"We've been fighting against these things long before this election and it feels like a tidal wave has swept us back from all of the work we've been trying to do and the progress that we've made." — Sally Wen Mao
I could sense things were going to escalate. Since we'd just received the bill I went up to the counter and threw some cash down begrudgingly, upset that I had to give my money to an establishment that had tolerated such bigotry. After all, none of the employees had intervened or even so much as told the man to stop. The waiter had continued to refill my water cup dutifully, as if nothing unusual were going on.
(When I reached out to the diner both Sunday night and Monday morning, no one was available for comment.)
At that moment, though, a lot of things happened very quickly: I heard shouts and then turned to see the man stand up, reach into his pocket and pull out pepper spray, which he sprayed directly into the eyes of the patron who had called him out on his racism.
I ran toward the exit and was pushed into the door and out onto the sidewalk by the man wielding the pepper spray, where, fortunately, the officers were still idling in their vehicle on the curb. My friends followed close behind, one of them having gotten some of the pepper spray in her own eyes as well.
And then we cried.
Restaurants are typically thought of as safe spaces where you can go, relax and enjoy a meal without incident. But following the presidential election, restaurants have become a prominent site of hate speech and harassment. On Nov. 11, three men outside the Wolfgang's Steakhouse TriBeCa, in New York City, allegedly told women walking by that they would "grab them by the pussy," echoing Trump's own words. The day after, a Trump supporter punched a woman in the face at Brooklyn's Bar Tabac after he heard she and her friend sharing their political opinions a few tables over from him.
In short, what I witnessed Saturday night wasn't unusual.
I messaged Mao on Sunday to tell her what had happened after she left and that, for what it's worth, the man who'd harassed her had been arrested. She told me she had sequestered herself in her apartment all day; she didn't feel like going outside, back into the world.
"I'm honestly exhausted and so many people are exhausted," she said over the phone. "We've been fighting against these things long before this election and it feels like a tidal wave has swept us back from all of the work we've been trying to do and the progress that we've made."
Mao, an author and poet, said now, more than ever, she plans on turning to her art to heal.

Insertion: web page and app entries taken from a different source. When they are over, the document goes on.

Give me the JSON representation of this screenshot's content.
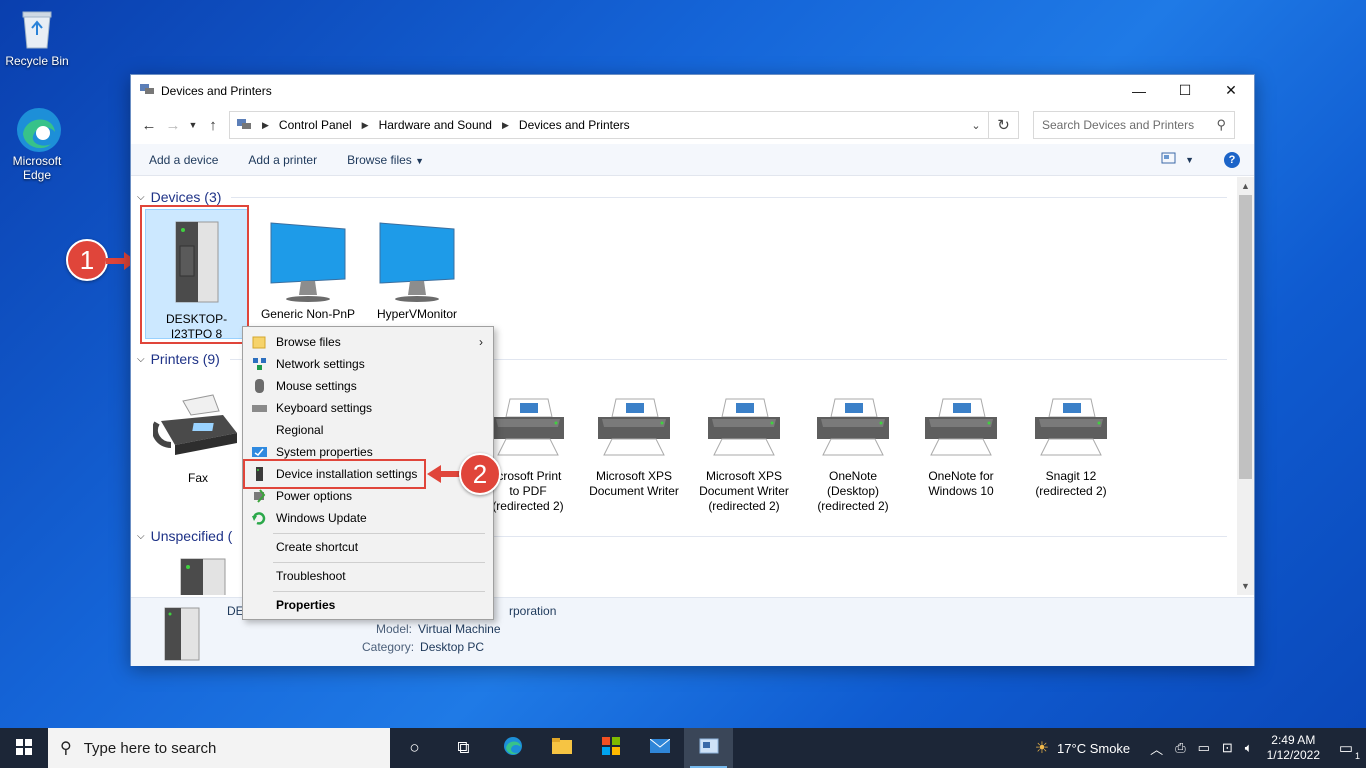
{
  "desktop": {
    "icons": [
      {
        "label": "Recycle Bin",
        "icon": "recycle-bin-icon"
      },
      {
        "label": "Microsoft Edge",
        "icon": "edge-icon"
      }
    ]
  },
  "window": {
    "title": "Devices and Printers",
    "controls": {
      "minimize": "—",
      "maximize": "☐",
      "close": "✕"
    }
  },
  "address": {
    "crumbs": [
      "Control Panel",
      "Hardware and Sound",
      "Devices and Printers"
    ],
    "search_placeholder": "Search Devices and Printers"
  },
  "commands": {
    "add_device": "Add a device",
    "add_printer": "Add a printer",
    "browse_files": "Browse files"
  },
  "groups": {
    "devices": "Devices (3)",
    "printers": "Printers (9)",
    "unspecified": "Unspecified ("
  },
  "devices": [
    {
      "label": "DESKTOP-I23TPO 8",
      "icon": "desktop-tower-icon"
    },
    {
      "label": "Generic Non-PnP",
      "icon": "monitor-icon"
    },
    {
      "label": "HyperVMonitor",
      "icon": "monitor-icon"
    }
  ],
  "printers": [
    {
      "label": "Fax",
      "icon": "fax-icon"
    },
    {
      "label": "icrosoft Print to PDF (redirected 2)",
      "icon": "printer-icon"
    },
    {
      "label": "Microsoft XPS Document Writer",
      "icon": "printer-icon"
    },
    {
      "label": "Microsoft XPS Document Writer (redirected 2)",
      "icon": "printer-icon"
    },
    {
      "label": "OneNote (Desktop) (redirected 2)",
      "icon": "printer-icon"
    },
    {
      "label": "OneNote for Windows 10",
      "icon": "printer-icon"
    },
    {
      "label": "Snagit 12 (redirected 2)",
      "icon": "printer-icon"
    }
  ],
  "details": {
    "name_partial": "DE",
    "manufacturer_partial": "rporation",
    "model_label": "Model:",
    "model_value": "Virtual Machine",
    "category_label": "Category:",
    "category_value": "Desktop PC"
  },
  "context_menu": {
    "items": [
      {
        "label": "Browse files",
        "icon": "folder-icon",
        "submenu": true
      },
      {
        "label": "Network settings",
        "icon": "network-icon"
      },
      {
        "label": "Mouse settings",
        "icon": "mouse-icon"
      },
      {
        "label": "Keyboard settings",
        "icon": "keyboard-icon"
      },
      {
        "label": "Regional",
        "icon": ""
      },
      {
        "label": "System properties",
        "icon": "system-icon"
      },
      {
        "label": "Device installation settings",
        "icon": "device-icon"
      },
      {
        "label": "Power options",
        "icon": "power-icon"
      },
      {
        "label": "Windows Update",
        "icon": "update-icon"
      },
      {
        "label": "Create shortcut",
        "icon": ""
      },
      {
        "label": "Troubleshoot",
        "icon": ""
      },
      {
        "label": "Properties",
        "icon": ""
      }
    ]
  },
  "annotations": {
    "step1": "1",
    "step2": "2"
  },
  "taskbar": {
    "search_placeholder": "Type here to search",
    "weather": "17°C  Smoke",
    "time": "2:49 AM",
    "date": "1/12/2022",
    "notifications": "1"
  },
  "colors": {
    "annotation_red": "#e0453a",
    "group_header": "#1e3287",
    "selection": "#cce8ff"
  }
}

"I just remember the first time I felt okay after the election was after writing a poem," she told me. "It was painful to write, but it felt liberating that I could continue to make art." When Mao later read her poem at the Strand Book Store, she said multiple people had come up to her and thanked her for writing it, telling her that it resonated with them.
She said, "I feel like I have to keep going in spite of all of this."